§ **ASSIGNED TASK**: Set down every record below exactly as it stands.

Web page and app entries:
■ ■ ■ ■ ■ ■ ■
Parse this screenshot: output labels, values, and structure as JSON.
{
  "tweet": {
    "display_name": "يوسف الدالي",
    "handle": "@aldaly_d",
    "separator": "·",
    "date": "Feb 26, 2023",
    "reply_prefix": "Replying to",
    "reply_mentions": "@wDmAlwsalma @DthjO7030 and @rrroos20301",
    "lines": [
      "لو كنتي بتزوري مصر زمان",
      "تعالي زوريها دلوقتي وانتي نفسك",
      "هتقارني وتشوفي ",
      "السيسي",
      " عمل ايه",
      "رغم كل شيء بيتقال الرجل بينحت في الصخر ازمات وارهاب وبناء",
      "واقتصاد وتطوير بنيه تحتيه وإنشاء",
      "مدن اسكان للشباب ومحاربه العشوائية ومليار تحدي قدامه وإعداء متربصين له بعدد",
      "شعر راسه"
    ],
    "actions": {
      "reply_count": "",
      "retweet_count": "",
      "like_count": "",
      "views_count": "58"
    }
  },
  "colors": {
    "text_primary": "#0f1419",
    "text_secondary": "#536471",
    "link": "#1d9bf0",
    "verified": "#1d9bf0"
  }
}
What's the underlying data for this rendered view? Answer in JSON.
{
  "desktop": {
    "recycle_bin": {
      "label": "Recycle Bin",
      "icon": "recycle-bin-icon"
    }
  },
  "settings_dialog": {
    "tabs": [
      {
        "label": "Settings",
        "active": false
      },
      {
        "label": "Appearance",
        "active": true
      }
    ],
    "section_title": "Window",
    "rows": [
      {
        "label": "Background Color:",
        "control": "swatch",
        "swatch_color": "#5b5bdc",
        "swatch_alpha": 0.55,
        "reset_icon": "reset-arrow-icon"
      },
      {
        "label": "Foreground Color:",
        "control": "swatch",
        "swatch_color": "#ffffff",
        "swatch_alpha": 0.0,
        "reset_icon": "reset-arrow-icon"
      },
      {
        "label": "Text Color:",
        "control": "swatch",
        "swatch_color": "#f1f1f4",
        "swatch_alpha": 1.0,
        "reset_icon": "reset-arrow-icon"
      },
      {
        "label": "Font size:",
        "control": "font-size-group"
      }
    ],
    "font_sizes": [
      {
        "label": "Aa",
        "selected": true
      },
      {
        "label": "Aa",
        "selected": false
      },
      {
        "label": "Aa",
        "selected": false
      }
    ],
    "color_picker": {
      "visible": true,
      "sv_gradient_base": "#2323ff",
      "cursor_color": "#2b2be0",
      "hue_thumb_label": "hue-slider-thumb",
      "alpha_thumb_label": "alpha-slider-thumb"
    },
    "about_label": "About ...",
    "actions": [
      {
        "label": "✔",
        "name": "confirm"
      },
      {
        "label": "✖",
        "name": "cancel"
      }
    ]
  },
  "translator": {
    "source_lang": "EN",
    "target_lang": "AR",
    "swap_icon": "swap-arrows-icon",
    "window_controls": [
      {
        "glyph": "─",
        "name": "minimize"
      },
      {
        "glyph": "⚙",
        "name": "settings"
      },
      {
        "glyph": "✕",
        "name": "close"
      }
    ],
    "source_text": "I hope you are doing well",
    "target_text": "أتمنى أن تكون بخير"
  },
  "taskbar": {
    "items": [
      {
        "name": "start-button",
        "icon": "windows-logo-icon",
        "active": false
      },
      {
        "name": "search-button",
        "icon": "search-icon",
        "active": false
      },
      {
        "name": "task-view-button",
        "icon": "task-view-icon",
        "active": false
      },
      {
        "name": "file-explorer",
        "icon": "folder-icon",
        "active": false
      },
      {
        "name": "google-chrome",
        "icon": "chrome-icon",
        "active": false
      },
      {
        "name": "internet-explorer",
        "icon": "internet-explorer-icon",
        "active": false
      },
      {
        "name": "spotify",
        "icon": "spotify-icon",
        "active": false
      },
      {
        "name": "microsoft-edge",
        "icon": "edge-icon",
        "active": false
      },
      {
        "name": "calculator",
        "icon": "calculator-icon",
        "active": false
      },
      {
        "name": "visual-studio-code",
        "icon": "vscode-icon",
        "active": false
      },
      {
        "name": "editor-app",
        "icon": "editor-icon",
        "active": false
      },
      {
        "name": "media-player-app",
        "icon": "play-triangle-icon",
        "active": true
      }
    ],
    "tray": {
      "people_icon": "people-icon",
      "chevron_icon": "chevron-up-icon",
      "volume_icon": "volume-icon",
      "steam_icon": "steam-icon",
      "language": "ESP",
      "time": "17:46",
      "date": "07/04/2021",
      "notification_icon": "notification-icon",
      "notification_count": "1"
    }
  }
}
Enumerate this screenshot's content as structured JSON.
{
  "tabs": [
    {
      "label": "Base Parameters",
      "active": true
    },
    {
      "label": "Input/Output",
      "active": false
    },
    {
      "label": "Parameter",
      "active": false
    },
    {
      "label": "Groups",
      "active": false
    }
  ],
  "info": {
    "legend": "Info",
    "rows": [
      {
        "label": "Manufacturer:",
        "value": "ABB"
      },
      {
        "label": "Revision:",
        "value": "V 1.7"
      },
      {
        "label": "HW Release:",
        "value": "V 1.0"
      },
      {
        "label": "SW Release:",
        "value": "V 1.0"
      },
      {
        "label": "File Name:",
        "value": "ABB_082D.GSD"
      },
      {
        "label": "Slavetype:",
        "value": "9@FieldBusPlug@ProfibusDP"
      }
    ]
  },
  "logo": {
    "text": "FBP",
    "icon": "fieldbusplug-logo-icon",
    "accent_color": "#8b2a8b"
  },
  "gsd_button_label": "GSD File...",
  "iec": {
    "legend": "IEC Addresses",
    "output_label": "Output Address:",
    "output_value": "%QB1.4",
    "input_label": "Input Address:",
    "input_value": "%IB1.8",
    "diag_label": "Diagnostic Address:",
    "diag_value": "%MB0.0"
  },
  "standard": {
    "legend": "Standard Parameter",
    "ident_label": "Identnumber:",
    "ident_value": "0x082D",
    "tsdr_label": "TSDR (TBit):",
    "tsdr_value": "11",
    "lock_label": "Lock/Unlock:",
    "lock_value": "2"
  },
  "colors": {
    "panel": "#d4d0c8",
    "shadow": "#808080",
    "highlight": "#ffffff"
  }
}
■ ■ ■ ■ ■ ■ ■
§ **ANSWER SECTION**:
Parse this screenshot: output labels, values, and structure as JSON.
{
  "tweet": {
    "display_name": "يوسف الدالي",
    "handle": "@aldaly_d",
    "separator": "·",
    "date": "Feb 26, 2023",
    "reply_prefix": "Replying to",
    "reply_mentions": "@wDmAlwsalma @DthjO7030 and @rrroos20301",
    "lines": [
      "لو كنتي بتزوري مصر زمان",
      "تعالي زوريها دلوقتي وانتي نفسك",
      "هتقارني وتشوفي ",
      "السيسي",
      " عمل ايه",
      "رغم كل شيء بيتقال الرجل بينحت في الصخر ازمات وارهاب وبناء",
      "واقتصاد وتطوير بنيه تحتيه وإنشاء",
      "مدن اسكان للشباب ومحاربه العشوائية ومليار تحدي قدامه وإعداء متربصين له بعدد",
      "شعر راسه"
    ],
    "actions": {
      "reply_count": "",
      "retweet_count": "",
      "like_count": "",
      "views_count": "58"
    }
  },
  "colors": {
    "text_primary": "#0f1419",
    "text_secondary": "#536471",
    "link": "#1d9bf0",
    "verified": "#1d9bf0"
  }
}
What's the underlying data for this rendered view? Answer in JSON.
{
  "desktop": {
    "recycle_bin": {
      "label": "Recycle Bin",
      "icon": "recycle-bin-icon"
    }
  },
  "settings_dialog": {
    "tabs": [
      {
        "label": "Settings",
        "active": false
      },
      {
        "label": "Appearance",
        "active": true
      }
    ],
    "section_title": "Window",
    "rows": [
      {
        "label": "Background Color:",
        "control": "swatch",
        "swatch_color": "#5b5bdc",
        "swatch_alpha": 0.55,
        "reset_icon": "reset-arrow-icon"
      },
      {
        "label": "Foreground Color:",
        "control": "swatch",
        "swatch_color": "#ffffff",
        "swatch_alpha": 0.0,
        "reset_icon": "reset-arrow-icon"
      },
      {
        "label": "Text Color:",
        "control": "swatch",
        "swatch_color": "#f1f1f4",
        "swatch_alpha": 1.0,
        "reset_icon": "reset-arrow-icon"
      },
      {
        "label": "Font size:",
        "control": "font-size-group"
      }
    ],
    "font_sizes": [
      {
        "label": "Aa",
        "selected": true
      },
      {
        "label": "Aa",
        "selected": false
      },
      {
        "label": "Aa",
        "selected": false
      }
    ],
    "color_picker": {
      "visible": true,
      "sv_gradient_base": "#2323ff",
      "cursor_color": "#2b2be0",
      "hue_thumb_label": "hue-slider-thumb",
      "alpha_thumb_label": "alpha-slider-thumb"
    },
    "about_label": "About ...",
    "actions": [
      {
        "label": "✔",
        "name": "confirm"
      },
      {
        "label": "✖",
        "name": "cancel"
      }
    ]
  },
  "translator": {
    "source_lang": "EN",
    "target_lang": "AR",
    "swap_icon": "swap-arrows-icon",
    "window_controls": [
      {
        "glyph": "─",
        "name": "minimize"
      },
      {
        "glyph": "⚙",
        "name": "settings"
      },
      {
        "glyph": "✕",
        "name": "close"
      }
    ],
    "source_text": "I hope you are doing well",
    "target_text": "أتمنى أن تكون بخير"
  },
  "taskbar": {
    "items": [
      {
        "name": "start-button",
        "icon": "windows-logo-icon",
        "active": false
      },
      {
        "name": "search-button",
        "icon": "search-icon",
        "active": false
      },
      {
        "name": "task-view-button",
        "icon": "task-view-icon",
        "active": false
      },
      {
        "name": "file-explorer",
        "icon": "folder-icon",
        "active": false
      },
      {
        "name": "google-chrome",
        "icon": "chrome-icon",
        "active": false
      },
      {
        "name": "internet-explorer",
        "icon": "internet-explorer-icon",
        "active": false
      },
      {
        "name": "spotify",
        "icon": "spotify-icon",
        "active": false
      },
      {
        "name": "microsoft-edge",
        "icon": "edge-icon",
        "active": false
      },
      {
        "name": "calculator",
        "icon": "calculator-icon",
        "active": false
      },
      {
        "name": "visual-studio-code",
        "icon": "vscode-icon",
        "active": false
      },
      {
        "name": "editor-app",
        "icon": "editor-icon",
        "active": false
      },
      {
        "name": "media-player-app",
        "icon": "play-triangle-icon",
        "active": true
      }
    ],
    "tray": {
      "people_icon": "people-icon",
      "chevron_icon": "chevron-up-icon",
      "volume_icon": "volume-icon",
      "steam_icon": "steam-icon",
      "language": "ESP",
      "time": "17:46",
      "date": "07/04/2021",
      "notification_icon": "notification-icon",
      "notification_count": "1"
    }
  }
}
Enumerate this screenshot's content as structured JSON.
{
  "tabs": [
    {
      "label": "Base Parameters",
      "active": true
    },
    {
      "label": "Input/Output",
      "active": false
    },
    {
      "label": "Parameter",
      "active": false
    },
    {
      "label": "Groups",
      "active": false
    }
  ],
  "info": {
    "legend": "Info",
    "rows": [
      {
        "label": "Manufacturer:",
        "value": "ABB"
      },
      {
        "label": "Revision:",
        "value": "V 1.7"
      },
      {
        "label": "HW Release:",
        "value": "V 1.0"
      },
      {
        "label": "SW Release:",
        "value": "V 1.0"
      },
      {
        "label": "File Name:",
        "value": "ABB_082D.GSD"
      },
      {
        "label": "Slavetype:",
        "value": "9@FieldBusPlug@ProfibusDP"
      }
    ]
  },
  "logo": {
    "text": "FBP",
    "icon": "fieldbusplug-logo-icon",
    "accent_color": "#8b2a8b"
  },
  "gsd_button_label": "GSD File...",
  "iec": {
    "legend": "IEC Addresses",
    "output_label": "Output Address:",
    "output_value": "%QB1.4",
    "input_label": "Input Address:",
    "input_value": "%IB1.8",
    "diag_label": "Diagnostic Address:",
    "diag_value": "%MB0.0"
  },
  "standard": {
    "legend": "Standard Parameter",
    "ident_label": "Identnumber:",
    "ident_value": "0x082D",
    "tsdr_label": "TSDR (TBit):",
    "tsdr_value": "11",
    "lock_label": "Lock/Unlock:",
    "lock_value": "2"
  },
  "colors": {
    "panel": "#d4d0c8",
    "shadow": "#808080",
    "highlight": "#ffffff"
  }
}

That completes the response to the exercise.